- _What is expected_: Using the listing below, return every line that includes "suffix".

- _Provided records_:
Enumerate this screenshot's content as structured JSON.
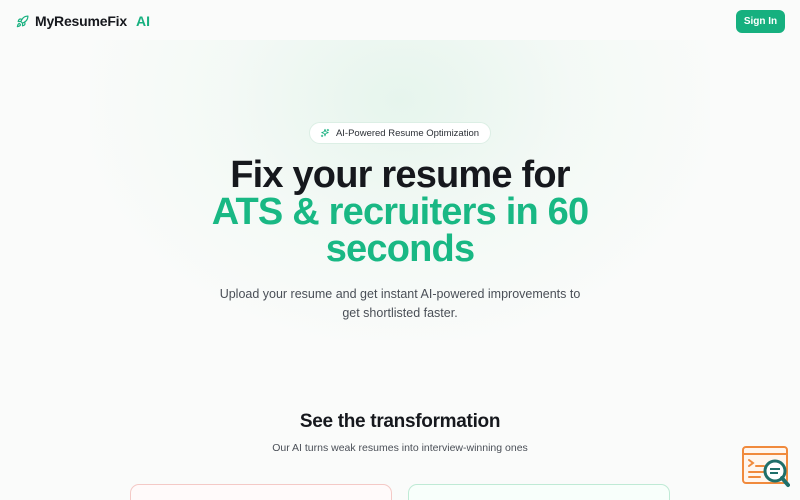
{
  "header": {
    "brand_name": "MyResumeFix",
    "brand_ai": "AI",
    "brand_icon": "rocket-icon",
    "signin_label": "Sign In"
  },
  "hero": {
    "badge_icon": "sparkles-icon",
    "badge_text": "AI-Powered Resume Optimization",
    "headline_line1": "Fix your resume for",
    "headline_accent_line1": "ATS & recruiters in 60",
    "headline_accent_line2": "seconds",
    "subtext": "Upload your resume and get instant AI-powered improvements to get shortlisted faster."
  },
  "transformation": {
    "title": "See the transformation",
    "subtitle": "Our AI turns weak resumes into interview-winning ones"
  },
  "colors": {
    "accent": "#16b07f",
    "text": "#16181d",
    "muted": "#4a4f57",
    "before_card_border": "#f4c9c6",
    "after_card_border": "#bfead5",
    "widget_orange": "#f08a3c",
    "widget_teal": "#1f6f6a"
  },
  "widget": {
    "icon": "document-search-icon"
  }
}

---

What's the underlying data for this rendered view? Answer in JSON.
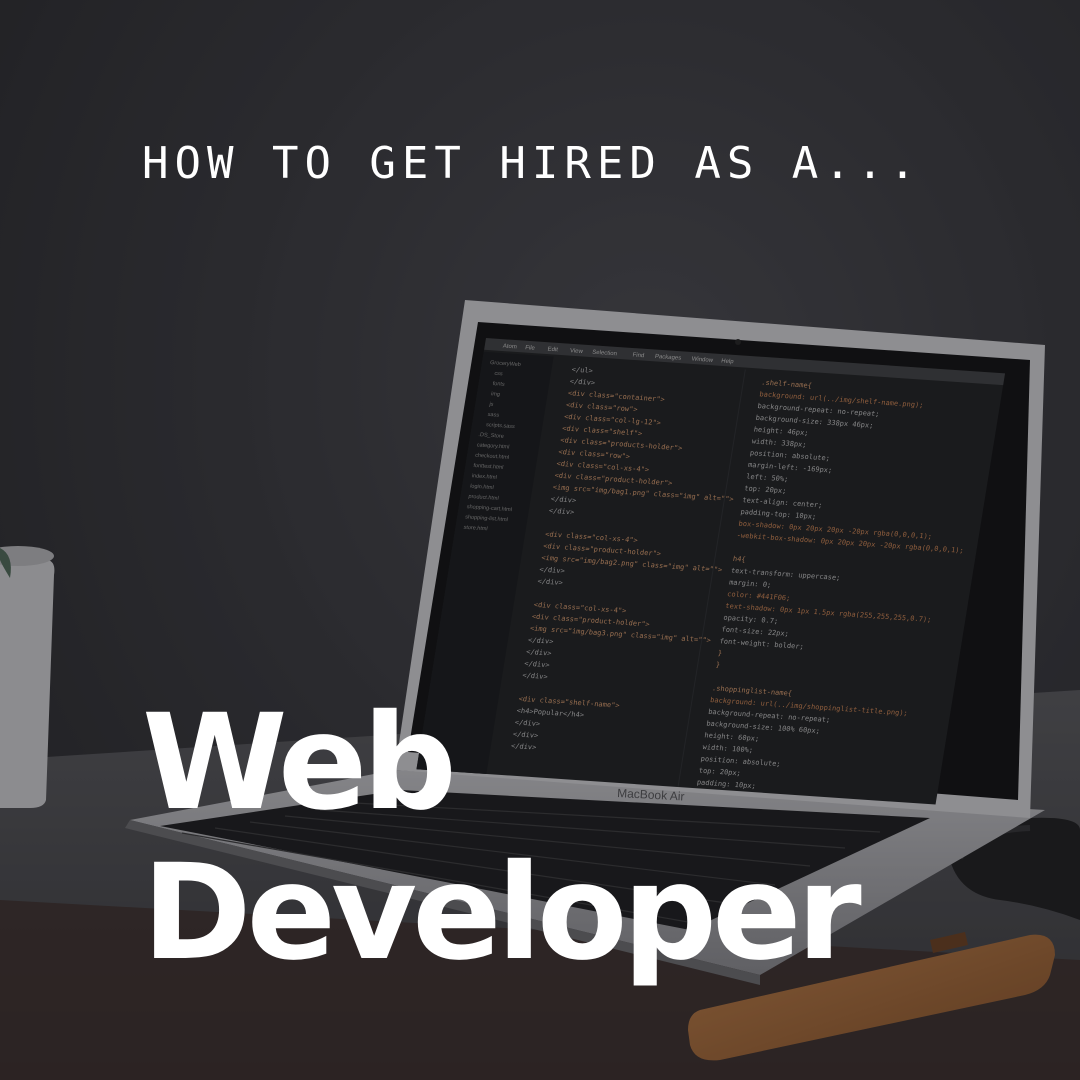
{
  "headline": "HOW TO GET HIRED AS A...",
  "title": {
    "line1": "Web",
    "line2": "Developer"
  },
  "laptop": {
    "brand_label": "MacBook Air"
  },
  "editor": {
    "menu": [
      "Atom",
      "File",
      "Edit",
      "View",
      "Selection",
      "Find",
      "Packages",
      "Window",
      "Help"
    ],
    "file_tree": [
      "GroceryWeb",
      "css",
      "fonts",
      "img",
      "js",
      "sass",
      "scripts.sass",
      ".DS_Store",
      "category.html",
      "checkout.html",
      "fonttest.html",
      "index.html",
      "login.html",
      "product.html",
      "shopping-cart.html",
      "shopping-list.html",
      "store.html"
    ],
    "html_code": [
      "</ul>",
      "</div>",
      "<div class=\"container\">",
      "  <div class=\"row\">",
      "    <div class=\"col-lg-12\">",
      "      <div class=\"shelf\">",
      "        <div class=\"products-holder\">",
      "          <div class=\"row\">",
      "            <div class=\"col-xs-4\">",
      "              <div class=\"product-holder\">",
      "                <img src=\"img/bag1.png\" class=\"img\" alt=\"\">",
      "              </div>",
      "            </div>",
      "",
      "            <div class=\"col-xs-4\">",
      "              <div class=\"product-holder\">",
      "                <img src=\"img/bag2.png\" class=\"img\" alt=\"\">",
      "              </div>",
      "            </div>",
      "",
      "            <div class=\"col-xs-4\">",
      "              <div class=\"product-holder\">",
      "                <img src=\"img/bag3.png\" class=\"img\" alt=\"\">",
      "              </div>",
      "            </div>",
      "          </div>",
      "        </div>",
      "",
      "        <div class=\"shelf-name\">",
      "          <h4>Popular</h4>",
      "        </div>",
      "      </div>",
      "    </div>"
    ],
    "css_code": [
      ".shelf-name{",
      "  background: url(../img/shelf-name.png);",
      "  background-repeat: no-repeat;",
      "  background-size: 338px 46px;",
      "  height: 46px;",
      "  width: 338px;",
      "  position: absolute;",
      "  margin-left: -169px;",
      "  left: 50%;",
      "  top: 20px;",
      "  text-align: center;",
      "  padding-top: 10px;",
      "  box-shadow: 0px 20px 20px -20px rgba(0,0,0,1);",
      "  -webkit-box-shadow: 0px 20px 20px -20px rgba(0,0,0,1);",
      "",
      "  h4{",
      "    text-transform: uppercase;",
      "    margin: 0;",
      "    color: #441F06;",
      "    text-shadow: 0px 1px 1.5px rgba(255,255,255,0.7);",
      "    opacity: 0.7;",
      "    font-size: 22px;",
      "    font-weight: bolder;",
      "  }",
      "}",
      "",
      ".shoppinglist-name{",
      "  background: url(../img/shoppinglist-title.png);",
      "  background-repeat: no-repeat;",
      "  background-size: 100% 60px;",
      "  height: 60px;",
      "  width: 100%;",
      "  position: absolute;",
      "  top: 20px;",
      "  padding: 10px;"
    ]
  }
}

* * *

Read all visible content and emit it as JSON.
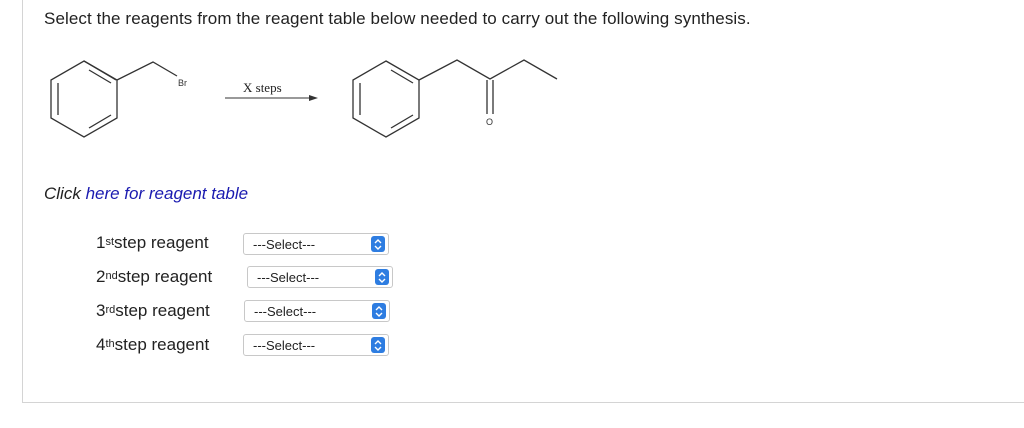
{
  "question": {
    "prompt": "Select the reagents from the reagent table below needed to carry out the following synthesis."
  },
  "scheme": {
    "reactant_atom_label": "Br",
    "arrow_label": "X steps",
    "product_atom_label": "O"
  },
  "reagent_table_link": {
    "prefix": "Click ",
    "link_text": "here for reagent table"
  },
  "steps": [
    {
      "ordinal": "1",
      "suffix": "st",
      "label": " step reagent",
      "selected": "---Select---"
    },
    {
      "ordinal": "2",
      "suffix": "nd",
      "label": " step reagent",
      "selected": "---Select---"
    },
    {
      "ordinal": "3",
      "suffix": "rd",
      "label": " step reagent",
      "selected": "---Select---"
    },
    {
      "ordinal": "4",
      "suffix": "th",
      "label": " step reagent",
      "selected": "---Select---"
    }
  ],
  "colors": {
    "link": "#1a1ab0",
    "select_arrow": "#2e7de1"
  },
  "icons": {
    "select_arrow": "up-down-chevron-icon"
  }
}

- _Result for this task_:
      "suffix": "st",
      "suffix": "nd",
      "suffix": "rd",
      "suffix": "th",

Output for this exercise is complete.